The High Temperature Materials Laboratory (HTML) is a DOE User Facility dedicated to solving materials problems that limit the efficiency and reliability of systems for power generation and energy conversion, distribution and use. The six user centers in the High Temperature Materials Laboratory specialize in materials characterization. They are dedicated to working with industry and universities to develop materials-based, energy-efficient, and environmentally friendly transportation technologies that will enable the United States to use less petroleum. Technologies of interest include lightweighting and propulsion materials, thermoelectrics, materials for energy storage, and catalysts.
Holifield Radioactive Ion Beam Facility (HRIBF)
Holifield Radioactive Ion Beam Facility is operated as a National User Facility for the U.S. Department of Energy, producing high quality beams of short-lived, radioactive nuclei for studies of exotic nuclei and astrophysics research. These nuclei are produced when intense beams of light ions from the Oak Ridge Isochronous Cyclotron (ORIC) strike highly refractory targets. The radioactive isotopes diffuse out of the production target and are ionized, formed into a beam and mass selected. This technique of radioactive ion beam production is known as the isotope separator on-line (ISOL) technique and is illustrated below. The radioactive ion beam is then injected into the 25-MV Tandem, the world’s highest voltage electrostatic accelerator.
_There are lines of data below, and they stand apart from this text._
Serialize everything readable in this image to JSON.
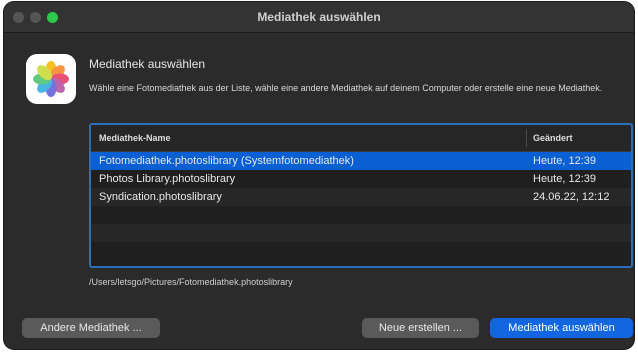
{
  "window": {
    "title": "Mediathek auswählen"
  },
  "dialog": {
    "heading": "Mediathek auswählen",
    "description": "Wähle eine Fotomediathek aus der Liste, wähle eine andere Mediathek auf deinem Computer oder erstelle eine neue Mediathek.",
    "app_icon": "photos-app-icon"
  },
  "table": {
    "columns": [
      "Mediathek-Name",
      "Geändert"
    ],
    "rows": [
      {
        "name": "Fotomediathek.photoslibrary (Systemfotomediathek)",
        "modified": "Heute, 12:39",
        "selected": true
      },
      {
        "name": "Photos Library.photoslibrary",
        "modified": "Heute, 12:39",
        "selected": false
      },
      {
        "name": "Syndication.photoslibrary",
        "modified": "24.06.22, 12:12",
        "selected": false
      }
    ]
  },
  "path": "/Users/letsgo/Pictures/Fotomediathek.photoslibrary",
  "buttons": {
    "other": "Andere Mediathek ...",
    "create": "Neue erstellen ...",
    "choose": "Mediathek auswählen"
  },
  "colors": {
    "selection": "#0a5fd2",
    "primary_button": "#1266e0",
    "focus_ring": "#2a6fb8"
  }
}
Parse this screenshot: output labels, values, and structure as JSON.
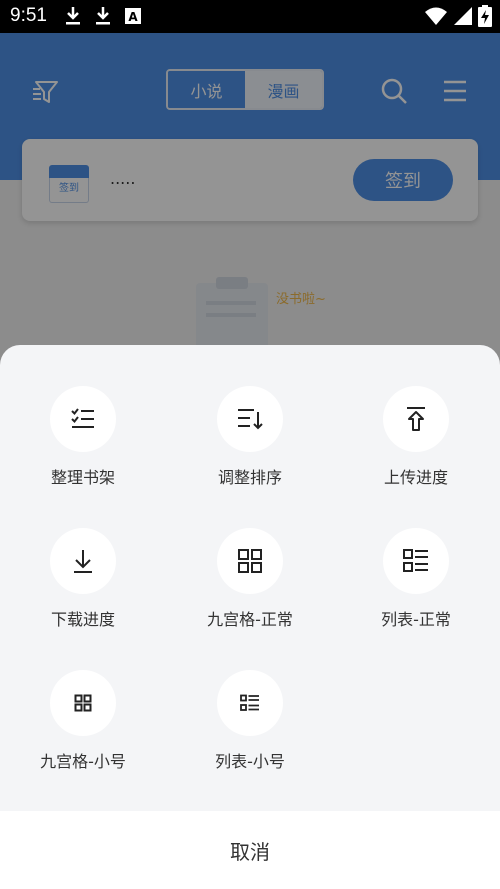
{
  "status_bar": {
    "time": "9:51",
    "icons": [
      "download-icon",
      "download-icon",
      "a-box-icon",
      "wifi-icon",
      "signal-icon",
      "battery-charging-icon"
    ]
  },
  "header": {
    "tabs": [
      {
        "label": "小说",
        "active": true
      },
      {
        "label": "漫画",
        "active": false
      }
    ],
    "icons": [
      "filter-icon",
      "search-icon",
      "menu-icon"
    ]
  },
  "signin_card": {
    "calendar_label": "签到",
    "text": ".....",
    "button_label": "签到"
  },
  "empty_state": {
    "text": "没书啦~"
  },
  "sheet": {
    "items": [
      {
        "label": "整理书架",
        "icon": "checklist-icon"
      },
      {
        "label": "调整排序",
        "icon": "sort-icon"
      },
      {
        "label": "上传进度",
        "icon": "upload-icon"
      },
      {
        "label": "下载进度",
        "icon": "download-arrow-icon"
      },
      {
        "label": "九宫格-正常",
        "icon": "grid-icon"
      },
      {
        "label": "列表-正常",
        "icon": "list-icon"
      },
      {
        "label": "九宫格-小号",
        "icon": "grid-small-icon"
      },
      {
        "label": "列表-小号",
        "icon": "list-small-icon"
      }
    ],
    "cancel_label": "取消"
  },
  "colors": {
    "brand": "#4f90e6",
    "sheet_background": "#f4f5f7",
    "status_bar": "#000000"
  }
}
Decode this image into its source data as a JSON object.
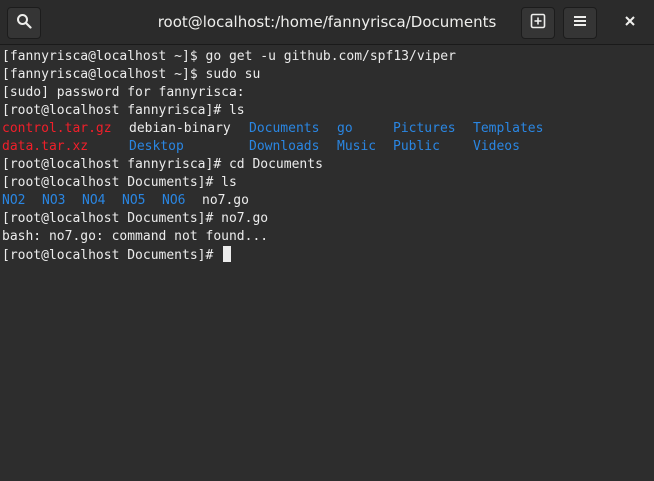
{
  "window": {
    "title": "root@localhost:/home/fannyrisca/Documents"
  },
  "headerbar": {
    "buttons": [
      {
        "icon": "search-icon"
      },
      {
        "icon": "new-tab-icon"
      },
      {
        "icon": "hamburger-menu-icon"
      },
      {
        "icon": "close-icon"
      }
    ]
  },
  "colors": {
    "background": "#2d2d2d",
    "foreground": "#ececec",
    "archive": "#f11f2a",
    "directory": "#2a86e2"
  },
  "terminal": {
    "lines": [
      "[fannyrisca@localhost ~]$ go get -u github.com/spf13/viper",
      "[fannyrisca@localhost ~]$ sudo su",
      "[sudo] password for fannyrisca:",
      "[root@localhost fannyrisca]# ls"
    ],
    "ls_home": {
      "row1": [
        "control.tar.gz",
        "debian-binary",
        "Documents",
        "go",
        "Pictures",
        "Templates"
      ],
      "row2": [
        "data.tar.xz",
        "Desktop",
        "Downloads",
        "Music",
        "Public",
        "Videos"
      ]
    },
    "line_cd": "[root@localhost fannyrisca]# cd Documents",
    "line_ls2": "[root@localhost Documents]# ls",
    "ls_documents": [
      "NO2",
      "NO3",
      "NO4",
      "NO5",
      "NO6",
      "no7.go"
    ],
    "line_run": "[root@localhost Documents]# no7.go",
    "line_error": "bash: no7.go: command not found...",
    "prompt": "[root@localhost Documents]# "
  }
}
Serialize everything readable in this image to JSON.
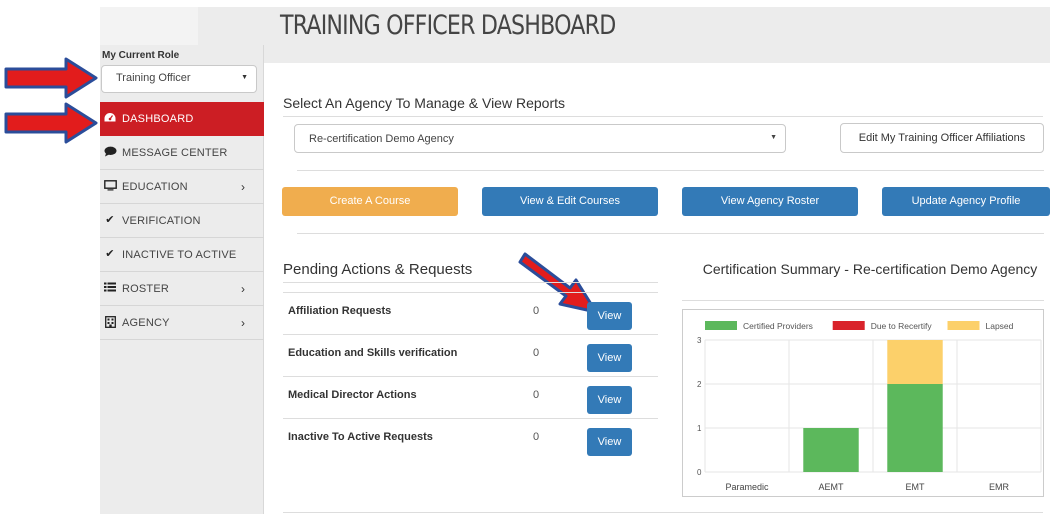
{
  "page": {
    "title": "TRAINING OFFICER DASHBOARD"
  },
  "sidebar": {
    "role_label": "My Current Role",
    "role_value": "Training Officer",
    "items": [
      {
        "label": "DASHBOARD",
        "icon": "dashboard-icon",
        "active": true,
        "chevron": false
      },
      {
        "label": "MESSAGE CENTER",
        "icon": "comment-icon",
        "active": false,
        "chevron": false
      },
      {
        "label": "EDUCATION",
        "icon": "monitor-icon",
        "active": false,
        "chevron": true
      },
      {
        "label": "VERIFICATION",
        "icon": "check-icon",
        "active": false,
        "chevron": false
      },
      {
        "label": "INACTIVE TO ACTIVE",
        "icon": "check-icon",
        "active": false,
        "chevron": false
      },
      {
        "label": "ROSTER",
        "icon": "list-icon",
        "active": false,
        "chevron": true
      },
      {
        "label": "AGENCY",
        "icon": "building-icon",
        "active": false,
        "chevron": true
      }
    ],
    "chevron": "›"
  },
  "agency": {
    "section_title": "Select An Agency To Manage & View Reports",
    "selected": "Re-certification Demo Agency",
    "edit_button": "Edit My Training Officer Affiliations"
  },
  "actions": {
    "create_course": "Create A Course",
    "view_edit_courses": "View & Edit Courses",
    "view_roster": "View Agency Roster",
    "update_profile": "Update Agency Profile"
  },
  "pending": {
    "title": "Pending Actions & Requests",
    "view_label": "View",
    "rows": [
      {
        "name": "Affiliation Requests",
        "count": "0"
      },
      {
        "name": "Education and Skills verification",
        "count": "0"
      },
      {
        "name": "Medical Director Actions",
        "count": "0"
      },
      {
        "name": "Inactive To Active Requests",
        "count": "0"
      }
    ]
  },
  "colors": {
    "sidebar_active": "#cc1e24",
    "primary_button": "#337ab7",
    "warning_button": "#f0ad4e",
    "annotation_arrow": "#e21c1c"
  },
  "chart_data": {
    "type": "bar",
    "title": "Certification Summary - Re-certification Demo Agency",
    "categories": [
      "Paramedic",
      "AEMT",
      "EMT",
      "EMR"
    ],
    "series": [
      {
        "name": "Certified Providers",
        "color": "#5cb85c",
        "values": [
          0,
          1,
          2,
          0
        ]
      },
      {
        "name": "Due to Recertify",
        "color": "#d9232b",
        "values": [
          0,
          0,
          0,
          0
        ]
      },
      {
        "name": "Lapsed",
        "color": "#fcd06a",
        "values": [
          0,
          0,
          1,
          0
        ]
      }
    ],
    "stacked": true,
    "ylim": [
      0,
      3
    ],
    "yticks": [
      "0",
      "1",
      "2",
      "3"
    ],
    "grid": true,
    "legend": "top"
  }
}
National Center for Computational Sciences (NCCS)
The National Center for Computational Sciences (NCCS) at Oak Ridge National Laboratory was established in 1992. In 2004 the center was designated by the Secretary of Energy as the Leadership Computing Facility for the nation, designed to provide unclassified research a resource 100 times more powerful than current capabilities.
National Transportation Research Center (NTRC)
The National Transportation Research Center offers one of the most diverse concentrations of transportation researchers in the United States to address transportation issues and concerns from a systems perspective. Research areas include transportation fuel properties and effects, engine technologies and control systems; emission control devices; power electronics; electric machines; geographic information systems; data analysis and visualization; modeling; and packaging for hazardous materials transport.
Safeguards Laboratory National User Facility (SL)
The Safeguards Laboratory (SL) provides an internationally recognized capability for conducting hands-on testing, evaluation, and validation of radiation measurement equipment, and customized training for integrated safeguards methods, procedures, and instrumentation. It is devoted to research and international collaboration through the International Safeguards Program and the Nuclear Securities Technology Program. The SL User Facility is accessible to everyone, including employees, nonemployees, U. S. Citizens, and foreign guests.
Shared Research Equipment Collaborative Research Center (SHaRE)
The Shared Research Equipment (SHaRE) User Facility at the Oak Ridge National Laboratory (ORNL) is one of three Electron Beam Microcharacterization Centers supported by the Scientific User Facilities Division of the Office of Science, U.S. Department of Energy.
Spallation Neutron Source (SNS)
SNS is an accelerator-based neutron source that will provide the most intense pulsed neutron beams in the world for scientific research and industrial development. When ramped up to its full beam power of 1.4 MW, SNS will be eight times more powerful than today’s best facility. This versatile scientific tool will give researchers more detailed snapshots of the smallest samples of physical and biological materials than ever before possible. The diverse applications of neutron-scattering research will provide opportunities for experts in practically every scientific and technical field.